● **Requirement**: Copy each line containing the word "code" from the records that follow, please.

● **Data for this task**:
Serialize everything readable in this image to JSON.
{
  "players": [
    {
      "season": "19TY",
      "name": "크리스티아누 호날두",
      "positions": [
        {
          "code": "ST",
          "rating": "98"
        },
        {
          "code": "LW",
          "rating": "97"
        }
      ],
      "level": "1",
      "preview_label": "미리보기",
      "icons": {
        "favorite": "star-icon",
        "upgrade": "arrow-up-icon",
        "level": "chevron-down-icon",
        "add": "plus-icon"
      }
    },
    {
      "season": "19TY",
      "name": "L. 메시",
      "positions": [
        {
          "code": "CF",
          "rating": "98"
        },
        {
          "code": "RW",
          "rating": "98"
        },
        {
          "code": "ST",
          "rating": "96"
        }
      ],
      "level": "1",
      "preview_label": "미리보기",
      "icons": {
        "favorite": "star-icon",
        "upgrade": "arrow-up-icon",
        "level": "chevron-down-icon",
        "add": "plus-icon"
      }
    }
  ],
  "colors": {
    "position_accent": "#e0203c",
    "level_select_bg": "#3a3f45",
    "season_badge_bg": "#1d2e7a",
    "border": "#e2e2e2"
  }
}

● **Answer for this exercise**:
          "code": "ST",
          "code": "LW",
          "code": "CF",
          "code": "RW",
          "code": "ST",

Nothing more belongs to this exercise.